**** Exercise material
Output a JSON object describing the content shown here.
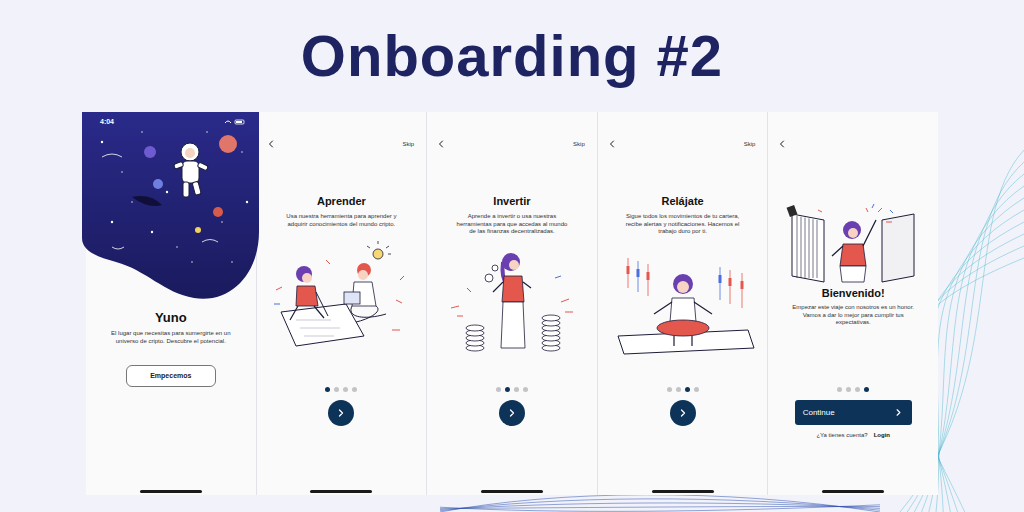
{
  "heading": "Onboarding #2",
  "screens": [
    {
      "kind": "splash",
      "time": "4:04",
      "title": "Yuno",
      "description": "El lugar que necesitas para sumergirte en un universo de cripto. Descubre el potencial.",
      "button": "Empecemos"
    },
    {
      "kind": "step",
      "skip": "Skip",
      "title": "Aprender",
      "description": "Usa nuestra herramienta para aprender y adquirir conocimientos del mundo cripto.",
      "dots": [
        {
          "selected": true
        },
        {
          "selected": false
        },
        {
          "selected": false
        },
        {
          "selected": false
        }
      ]
    },
    {
      "kind": "step",
      "skip": "Skip",
      "title": "Invertir",
      "description": "Aprende a invertir o usa nuestras herramientas para que accedas al mundo de las finanzas decentralizadas.",
      "dots": [
        {
          "selected": false
        },
        {
          "selected": true
        },
        {
          "selected": false
        },
        {
          "selected": false
        }
      ]
    },
    {
      "kind": "step",
      "skip": "Skip",
      "title": "Relájate",
      "description": "Sigue todos los movimientos de tu cartera, recibe alertas y notificaciones. Hacemos el trabajo duro por ti.",
      "dots": [
        {
          "selected": false
        },
        {
          "selected": false
        },
        {
          "selected": true
        },
        {
          "selected": false
        }
      ]
    },
    {
      "kind": "welcome",
      "title": "Bienvenido!",
      "description": "Empezar este viaje con nosotros es un honor. Vamos a dar lo mejor para cumplir tus expectativas.",
      "dots": [
        {
          "selected": false
        },
        {
          "selected": false
        },
        {
          "selected": false
        },
        {
          "selected": true
        }
      ],
      "button": "Continue",
      "account_prompt": "¿Ya tienes cuenta?",
      "login": "Login"
    }
  ]
}
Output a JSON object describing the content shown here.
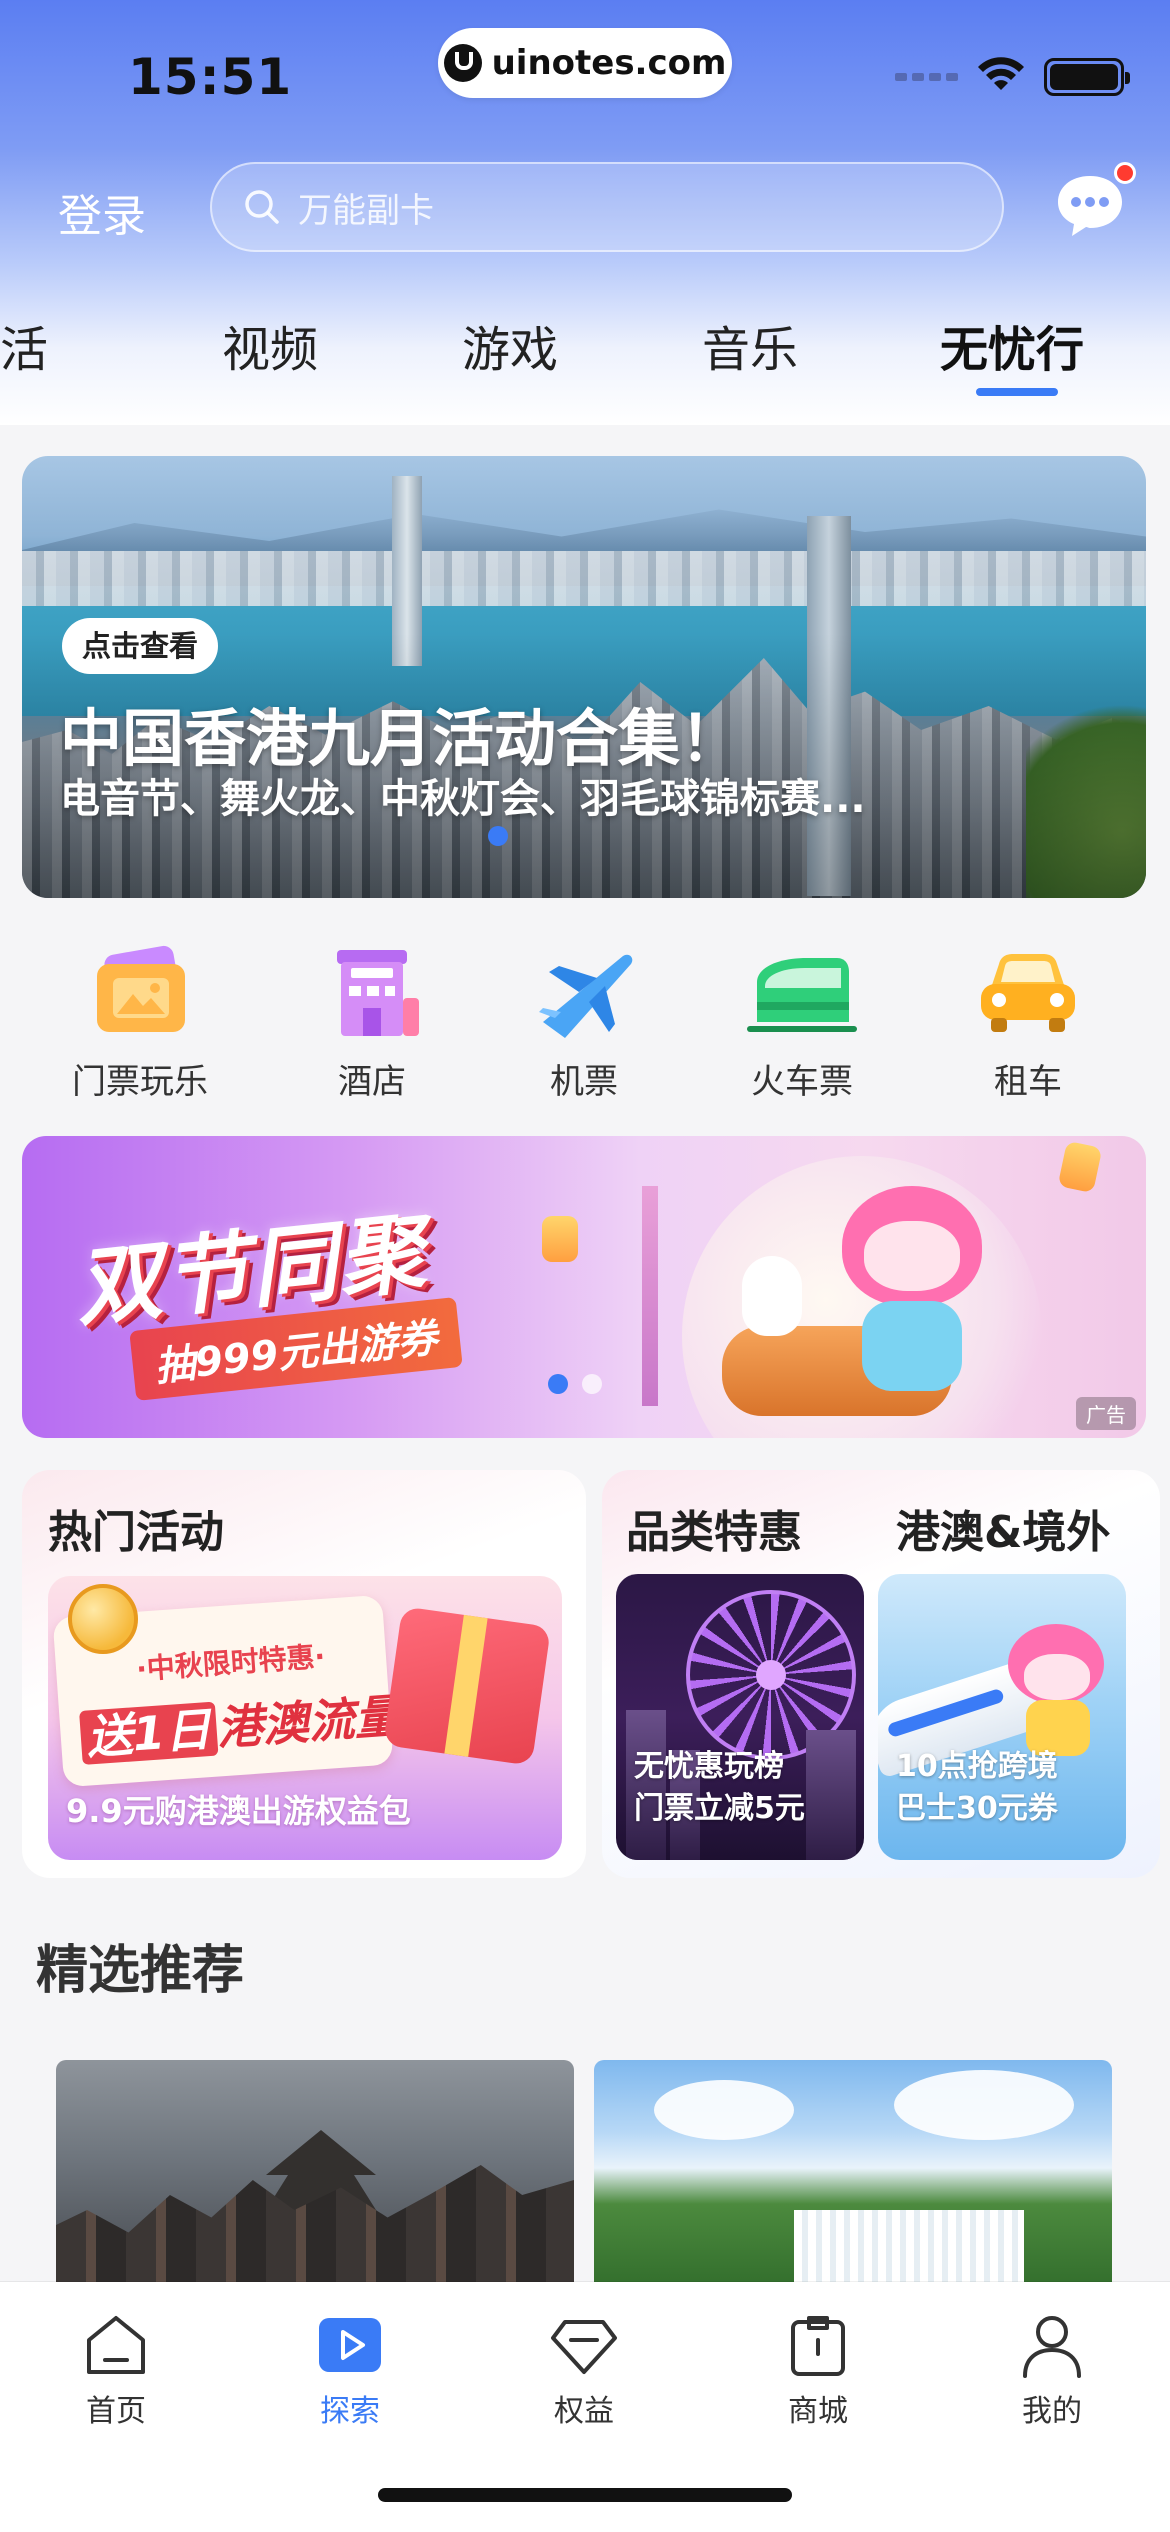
{
  "status_bar": {
    "time": "15:51",
    "url": "uinotes.com"
  },
  "header": {
    "login_label": "登录",
    "search": {
      "placeholder": "万能副卡"
    },
    "tabs": [
      {
        "label": "生活"
      },
      {
        "label": "视频"
      },
      {
        "label": "游戏"
      },
      {
        "label": "音乐"
      },
      {
        "label": "无忧行",
        "active": true
      }
    ]
  },
  "hero_banner": {
    "badge": "点击查看",
    "title": "中国香港九月活动合集！",
    "subtitle": "电音节、舞火龙、中秋灯会、羽毛球锦标赛..."
  },
  "categories": [
    {
      "label": "门票玩乐",
      "icon": "ticket-icon"
    },
    {
      "label": "酒店",
      "icon": "hotel-icon"
    },
    {
      "label": "机票",
      "icon": "airplane-icon"
    },
    {
      "label": "火车票",
      "icon": "train-icon"
    },
    {
      "label": "租车",
      "icon": "car-icon"
    }
  ],
  "promo_banner": {
    "title": "双节同聚",
    "sub_prefix": "抽",
    "sub_amount": "999元",
    "sub_suffix": "出游券",
    "ad_tag": "广告"
  },
  "hot_activity": {
    "title": "热门活动",
    "scroll_top": "·中秋限时特惠·",
    "scroll_main_hl": "送1日",
    "scroll_main_rest": "港澳流量",
    "caption": "9.9元购港澳出游权益包"
  },
  "deals": {
    "title_left": "品类特惠",
    "title_right": "港澳&境外",
    "card1": {
      "line1": "无忧惠玩榜",
      "line2": "门票立减5元"
    },
    "card2": {
      "line1": "10点抢跨境",
      "line2": "巴士30元券"
    }
  },
  "recommend": {
    "title": "精选推荐"
  },
  "tabbar": [
    {
      "label": "首页",
      "icon": "home-icon"
    },
    {
      "label": "探索",
      "icon": "explore-play-icon",
      "active": true
    },
    {
      "label": "权益",
      "icon": "diamond-icon"
    },
    {
      "label": "商城",
      "icon": "shopping-bag-icon"
    },
    {
      "label": "我的",
      "icon": "user-icon"
    }
  ],
  "colors": {
    "accent": "#3a7bf6",
    "badge_red": "#ff3b30"
  }
}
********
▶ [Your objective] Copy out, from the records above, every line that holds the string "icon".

▶ [Response]
      "icon": "ticket-icon"
      "icon": "hotel-icon"
      "icon": "airplane-icon"
      "icon": "train-icon"
      "icon": "car-icon"
      "icon": "home-icon"
      "icon": "explore-play-icon",
      "icon": "diamond-icon"
      "icon": "shopping-bag-icon"
      "icon": "user-icon"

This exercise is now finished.